Morris: [00:21:25] Here are the steps to learn remember them and follow them closely.
[00:21:30] First you need to know the average time it takes for a project to get started and when I mean get started. What I’m saying is that the timeframe between the initial phone call and the time that the project commences so I got called on a month ago Monday and I get the job started following month Friday. Two months it takes to get the job, the plans done, get the permits, get all the finishes selected, get the estimates done, get a contract. OK. So you have to know the average time that it takes to get that project started once you get that phone call. We call that first contact to commencement or FCC. You should know FCC for each type of project you build because every type of project takes a different lead time between the time you get the phone call and the time that your project commences. Remember you’re trying to hit rainy season with some projects.

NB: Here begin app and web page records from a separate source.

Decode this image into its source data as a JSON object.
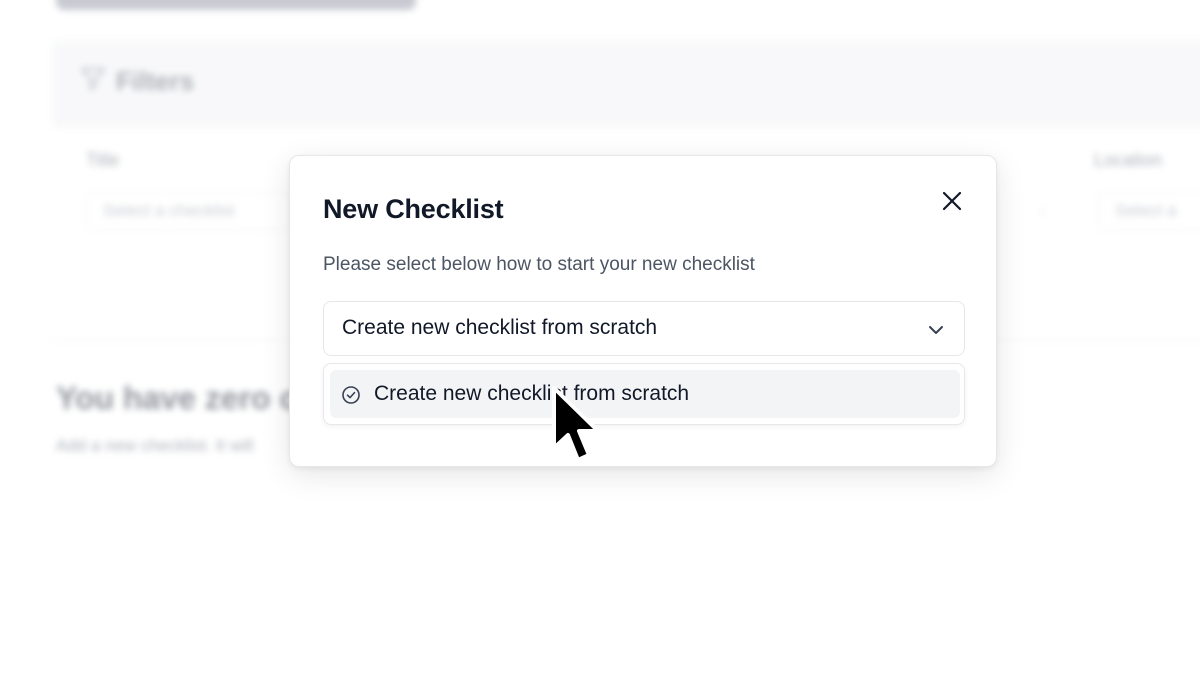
{
  "background": {
    "filters_label": "Filters",
    "title_label": "Title",
    "title_select_placeholder": "Select a checklist",
    "location_label": "Location",
    "location_select_placeholder": "Select a",
    "empty_heading": "You have zero c",
    "empty_subtext": "Add a new checklist. It will"
  },
  "modal": {
    "title": "New Checklist",
    "description": "Please select below how to start your new checklist",
    "select": {
      "value": "Create new checklist from scratch"
    },
    "dropdown": {
      "options": [
        {
          "label": "Create new checklist from scratch",
          "selected": true
        }
      ]
    }
  },
  "icons": {
    "close": "close-icon",
    "chevron": "chevron-down-icon",
    "check": "check-circle-icon",
    "filter": "filter-icon",
    "cursor": "mouse-pointer-icon"
  },
  "colors": {
    "text_primary": "#111827",
    "text_secondary": "#4b5563",
    "border": "#e5e7eb",
    "option_hover": "#f3f4f6",
    "primary_button": "#111827"
  }
}
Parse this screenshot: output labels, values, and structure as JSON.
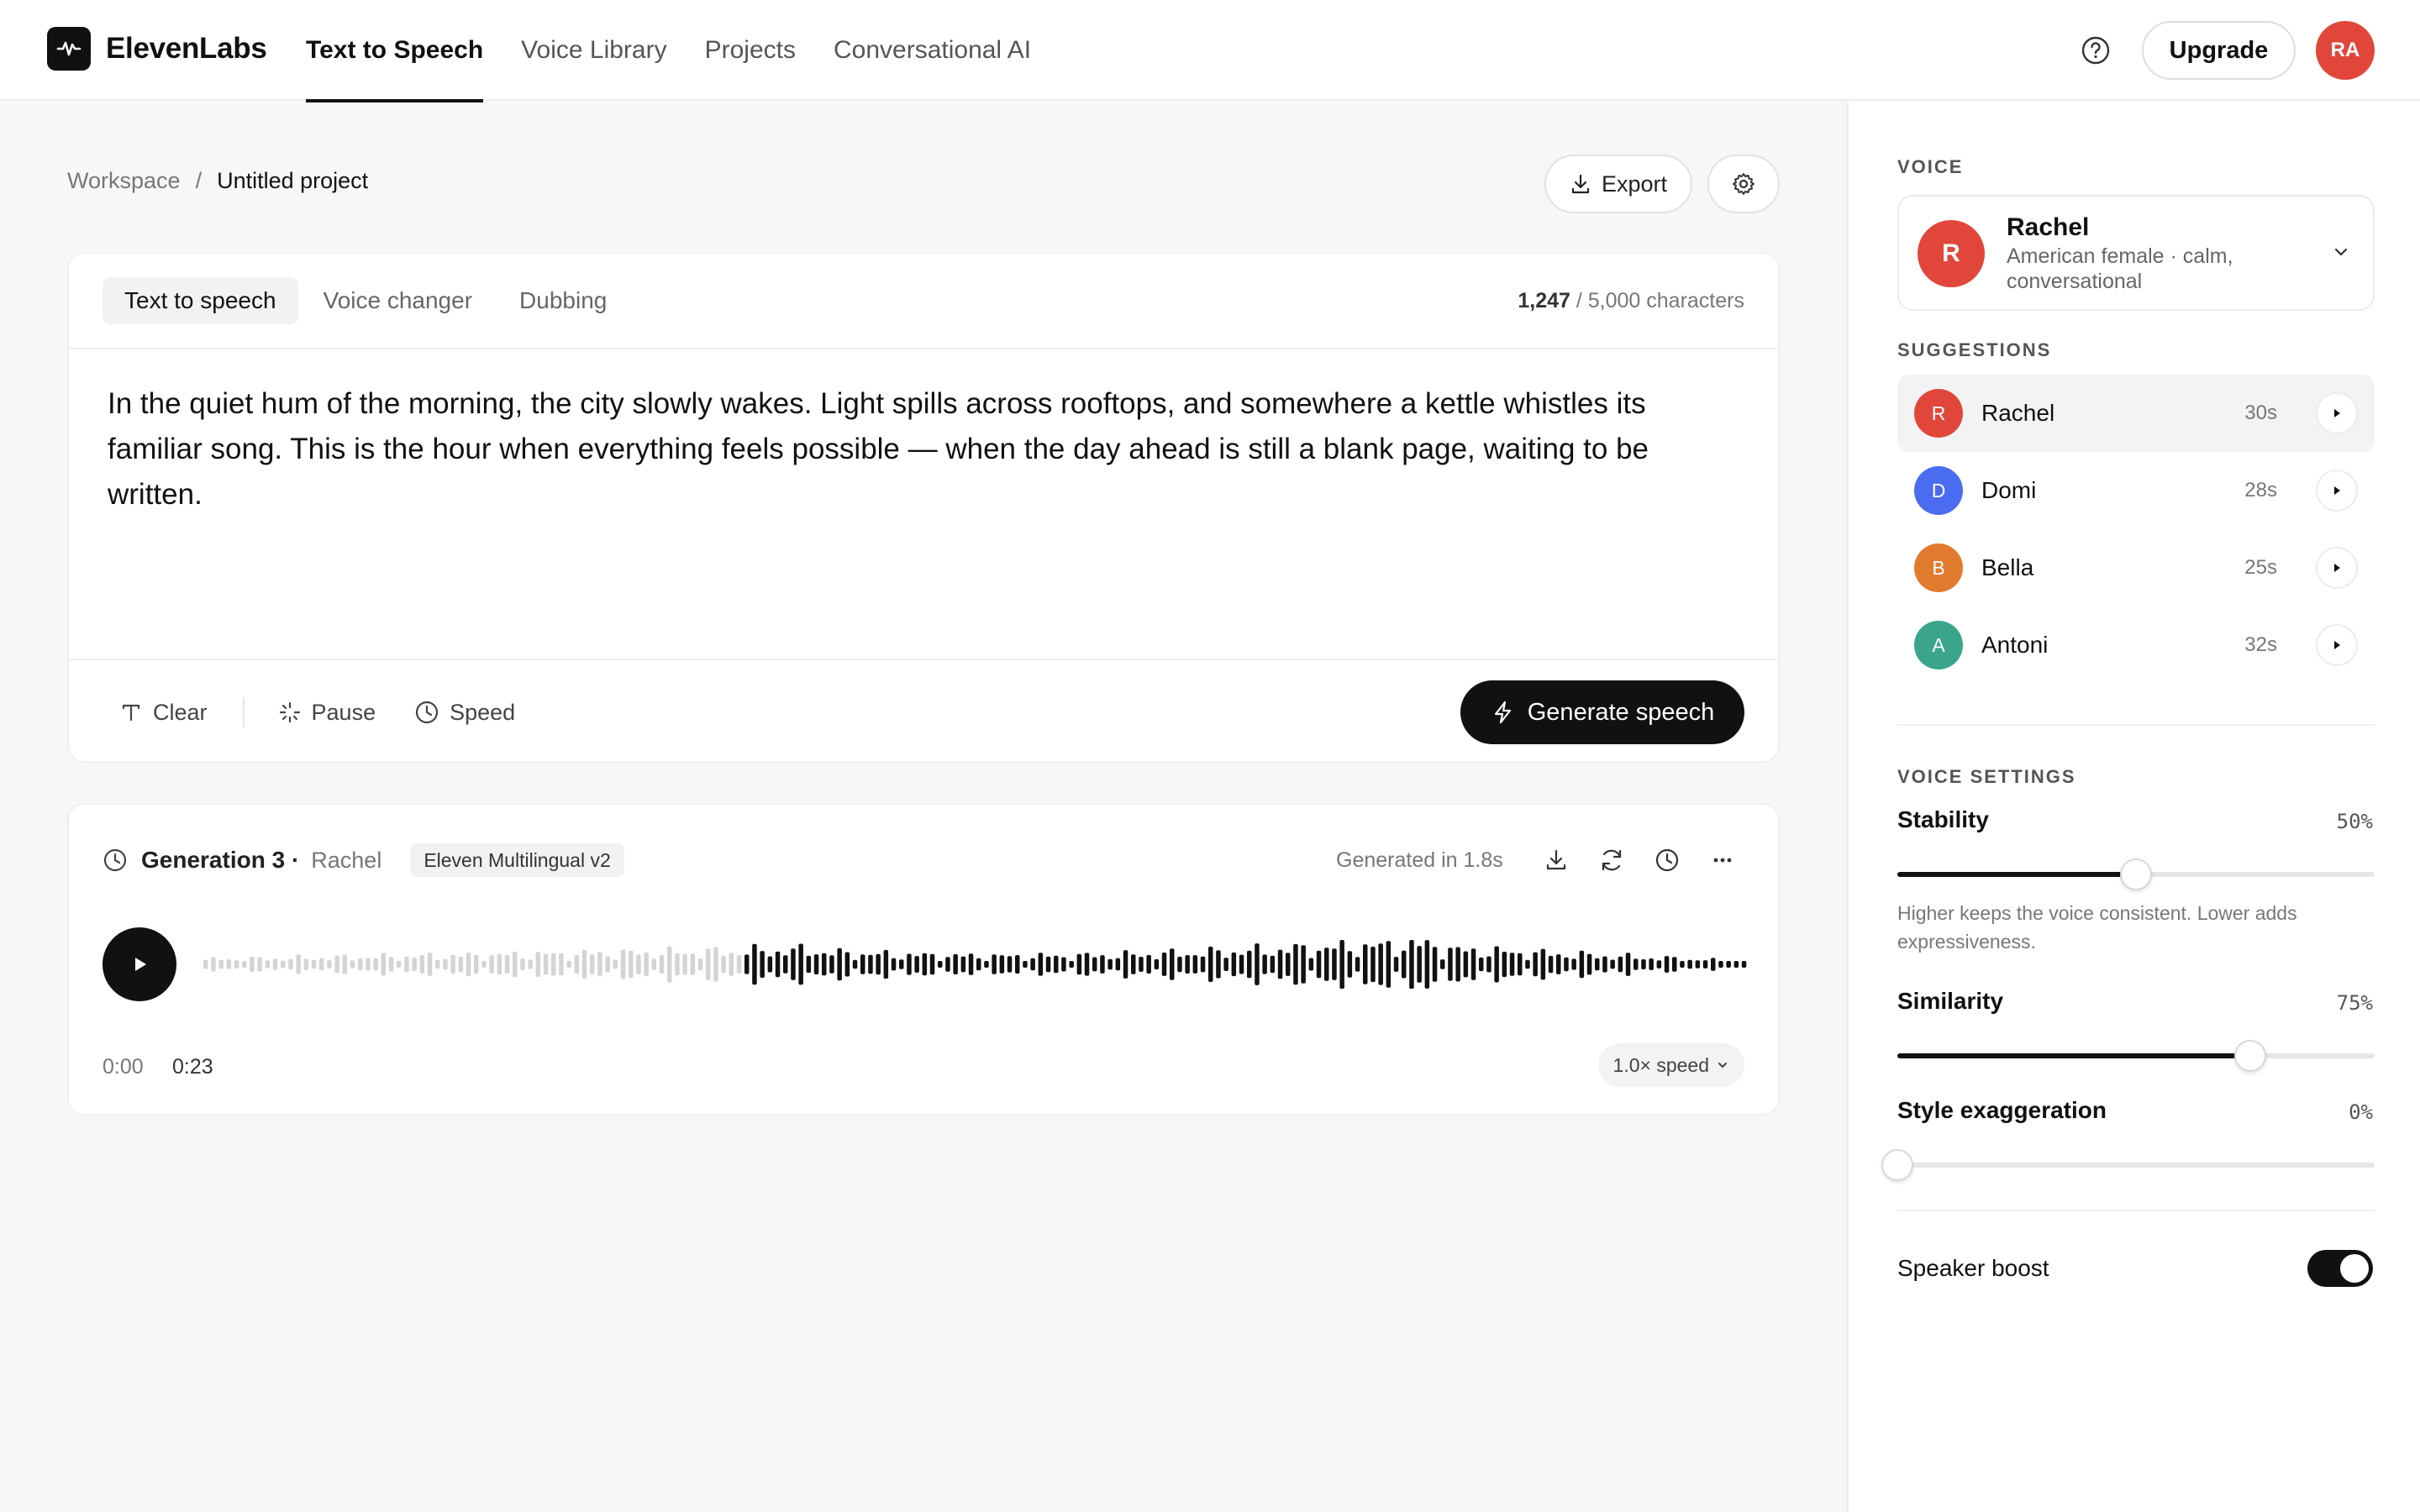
{
  "app": {
    "name": "ElevenLabs",
    "nav": [
      {
        "label": "Text to Speech",
        "active": true
      },
      {
        "label": "Voice Library",
        "active": false
      },
      {
        "label": "Projects",
        "active": false
      },
      {
        "label": "Conversational AI",
        "active": false
      }
    ],
    "upgrade_label": "Upgrade",
    "user_initials": "RA",
    "icons": {
      "logo": "waveform-logo-icon",
      "help": "help-circle-icon"
    }
  },
  "breadcrumb": {
    "root": "Workspace",
    "separator": "/",
    "current": "Untitled project"
  },
  "toolbar": {
    "export_label": "Export"
  },
  "editor": {
    "tabs": [
      {
        "label": "Text to speech",
        "active": true
      },
      {
        "label": "Voice changer",
        "active": false
      },
      {
        "label": "Dubbing",
        "active": false
      }
    ],
    "char_count": "1,247",
    "char_limit": "/ 5,000 characters",
    "text": "In the quiet hum of the morning, the city slowly wakes. Light spills across rooftops, and somewhere a kettle whistles its familiar song. This is the hour when everything feels possible — when the day ahead is still a blank page, waiting to be written.",
    "tools": {
      "clear": "Clear",
      "pause": "Pause",
      "speed": "Speed"
    },
    "generate_label": "Generate speech"
  },
  "generation": {
    "title": "Generation 3 ·",
    "voice": "Rachel",
    "model": "Eleven Multilingual v2",
    "generated_in": "Generated in 1.8s",
    "time_current": "0:00",
    "time_total": "0:23",
    "speed_label": "1.0× speed",
    "progress": 0.0
  },
  "sidebar": {
    "voice_label": "VOICE",
    "selected_voice": {
      "initial": "R",
      "name": "Rachel",
      "description": "American female · calm, conversational",
      "color": "#e0473a"
    },
    "suggestions_label": "SUGGESTIONS",
    "suggestions": [
      {
        "initial": "R",
        "name": "Rachel",
        "duration": "30s",
        "color": "#e0473a",
        "active": true
      },
      {
        "initial": "D",
        "name": "Domi",
        "duration": "28s",
        "color": "#4a6cf0",
        "active": false
      },
      {
        "initial": "B",
        "name": "Bella",
        "duration": "25s",
        "color": "#e07a2e",
        "active": false
      },
      {
        "initial": "A",
        "name": "Antoni",
        "duration": "32s",
        "color": "#3aa58a",
        "active": false
      }
    ],
    "settings_label": "VOICE SETTINGS",
    "stability": {
      "label": "Stability",
      "value_text": "50%",
      "value": 0.5
    },
    "stability_hint": "Higher keeps the voice consistent. Lower adds expressiveness.",
    "similarity": {
      "label": "Similarity",
      "value_text": "75%",
      "value": 0.74
    },
    "style": {
      "label": "Style exaggeration",
      "value_text": "0%",
      "value": 0.0
    },
    "speaker_boost": {
      "label": "Speaker boost",
      "enabled": true
    }
  },
  "colors": {
    "accent": "#111111",
    "avatar_red": "#e0473a"
  }
}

Morris: [00:22:37] Remember when you advertise regularly consumers still take a bit of time to respond to your ad. So if you want work in two months and you advertise two months in advance that may not work because people who are reading the newspaper take several weeks to respond to an ad. So what you have to do is take that commencement time that FCC and you have to add a little bit of lead time for your ad to make sense. So if it takes about three weeks for the ad and two months for a job to get going. You want to start advertising about three months before you need the outside work. So it rains in December in your area. You might want to be advertising for indoor work in October. October is a really good time it’s still dry but then you should be working on kitchen and bathroom models whole house remodels and the like. Here’s another tip if you’re a design build remodeler begin your advertising for additions in early winter. Folks who would otherwise wait until spring to contact you or your competition would respond to an advertisement that states begin planning your room addition now and the ad should explain that some additions take months to plan. So begin planning now for spring. You’ll beat your competition to the bunch and get a bunch of profitable additions before everyone else. Keep your advertising going all year long but change up your ads to promote the kind of work that will keep your company going year round. And by the way, word of mouth advertising is great, but it doesn’t necessarily get you the kind of work that you want when you most need it.
Magic Mike: [00:24:26] Well that’s our podcast for today. Thanks for listening to this edition of CareyBrosPros the podcast for construction professionals by construction professionals. Want more check out CareyBrosPros.com you’ll find articles and videos to help make your business a success.